The road got better again and I could even do some cycling. I wasn't going very fast as I still had to go on and off the bike a lot. It was getting late so light conditions were getting poor. The end of the valley was in sight, but as it was a dead end, the place looked really dark and weary. The fact that probably no one else was around for miles and miles only heightened this. At the far left the electricity pylons marked the way the road was going up. The last bit of the valley was really bad, so I had to jump off my bike again (which I was getting pretty used to).
At the beginning of the zigzags the road was completely washed out. Which was strange, as I saw some photo's on Google that work had been done here. So I had to take a shortcut through the rough to end up on the zigzags. The zigzags were pretty bad as well with big loose rocks. Walking here wasn't easy. But the view made up for it as the altitude increased. The zigzags ended and I was left with the best view of the entire route (25), the end of the pass was now in my grasp. The road was getting better again with some snow along the side! The last bit up hill was good enough to cycle. This seemed only fitting as it gave me the feeling I cycled to the top.
I reached the summit of the pass at 19:50 in the evening at an altitude of 775m. Being here really gives you a sense of height, as all the big mountains around you are at eye level ... AWESOME!!! This is probably as heigh as you can get in the whole of the UK with a loaded bike with panniers.

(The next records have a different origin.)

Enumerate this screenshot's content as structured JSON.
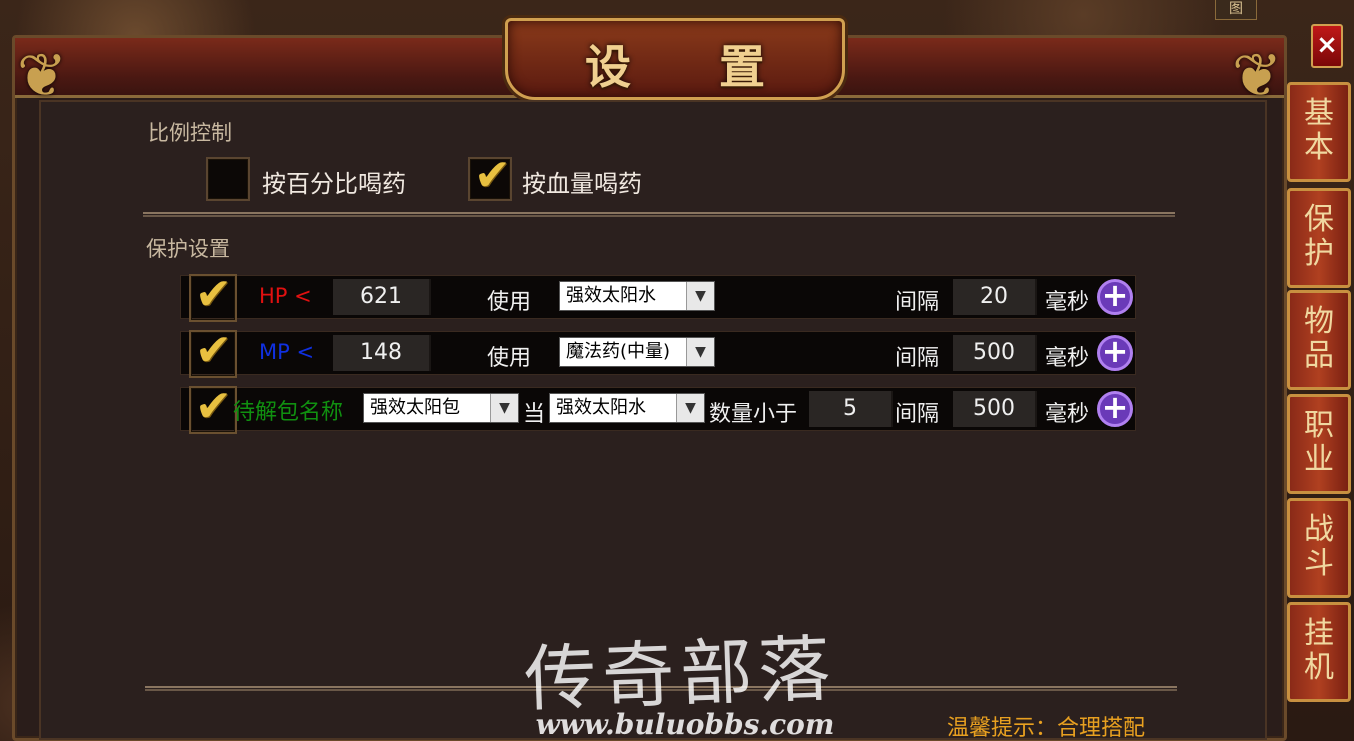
{
  "window": {
    "title": "设 置",
    "close_glyph": "×",
    "top_corner_label": "图"
  },
  "ratio_control": {
    "title": "比例控制",
    "options": [
      {
        "label": "按百分比喝药",
        "checked": false
      },
      {
        "label": "按血量喝药",
        "checked": true
      }
    ]
  },
  "protection": {
    "title": "保护设置",
    "rows": [
      {
        "checked": true,
        "stat_label": "HP <",
        "stat_color": "#e01010",
        "threshold": "621",
        "use_label": "使用",
        "item": "强效太阳水",
        "interval_label": "间隔",
        "interval": "20",
        "unit": "毫秒"
      },
      {
        "checked": true,
        "stat_label": "MP <",
        "stat_color": "#1030e0",
        "threshold": "148",
        "use_label": "使用",
        "item": "魔法药(中量)",
        "interval_label": "间隔",
        "interval": "500",
        "unit": "毫秒"
      },
      {
        "checked": true,
        "stat_label": "待解包名称",
        "stat_color": "#109010",
        "pack_item": "强效太阳包",
        "when_label": "当",
        "target_item": "强效太阳水",
        "count_label": "数量小于",
        "count": "5",
        "interval_label": "间隔",
        "interval": "500",
        "unit": "毫秒"
      }
    ]
  },
  "side_tabs": [
    {
      "line1": "基",
      "line2": "本"
    },
    {
      "line1": "保",
      "line2": "护"
    },
    {
      "line1": "物",
      "line2": "品"
    },
    {
      "line1": "职",
      "line2": "业"
    },
    {
      "line1": "战",
      "line2": "斗"
    },
    {
      "line1": "挂",
      "line2": "机"
    }
  ],
  "watermark": {
    "text": "传奇部落",
    "url": "www.buluobbs.com"
  },
  "hint": "温馨提示：合理搭配",
  "icons": {
    "checkmark": "✔",
    "dropdown": "▼",
    "plus": "+"
  },
  "colors": {
    "accent_gold": "#e8c040",
    "hint": "#e8a020",
    "plus_button": "#6a3ab8"
  }
}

Right beside the road is an electricity building with overhanging cables. On the other side visibility was poor due to low light and low cloud. Enough lingering, time to get down!
Getting down was not as easy as I thought. The road being very rough, only speeds could be archived around 6-8 km/h. Standing on the pedals and carefully manoeuvring through the big rocks a lot of breaking had to be done. The titanium handlebar really did wonders here softening the bumps. Half way to the bridges Loch Garry could be seen in the far distance (29). Around the bridges some road work had be done, and things started to look better.
This didn't last long and the road got worse again. Going some uphill again, I even had to get off my bike and walk again. That was a real bummer as I hadn't expected that. With no sight of civilization I was getting inpatient to get to the end. Then out of nowhere the first houses of Ft. Augustus appeared, what a moral booster!
Road conditions we're getting a little bit better, but speeds of 10 km/h or more were still very rare. In the mean while stunning views of Ft. Augustus and Loch Ness could be seen. Near the end some work on the road was being done, increasing my downhill speed. One road worker was still there with his car, the first person I had seen for hours. Then I reached civilization again with a very strange pink castle on the right. A few hundred meters after that I hit the asphalt and the end of the road.
16:30 The start at Laggan
17:40 Rough road at Melgarve (1:10), 17.1 km
19:50 Top of the pass (2:10), 23.4 km
20:30 Two bridges (0:40) 27.8 km
21:10 First view of Ft. Augustus (0:40) 32 km
21:30 Asphalt (0:20), 36.6 km
Bike: Van Nicholas Pioneer (titanium)
Tires: 26 inch Schwalbe Marathon 47mm
Panniers: Vaude Aqua front panniers, back panniers and handlebar bag
Saddle: Brooks B17 Titanium (springs would have been nicer)
Pedals: Shimano XTR
Shoes: Shimano Touring shoes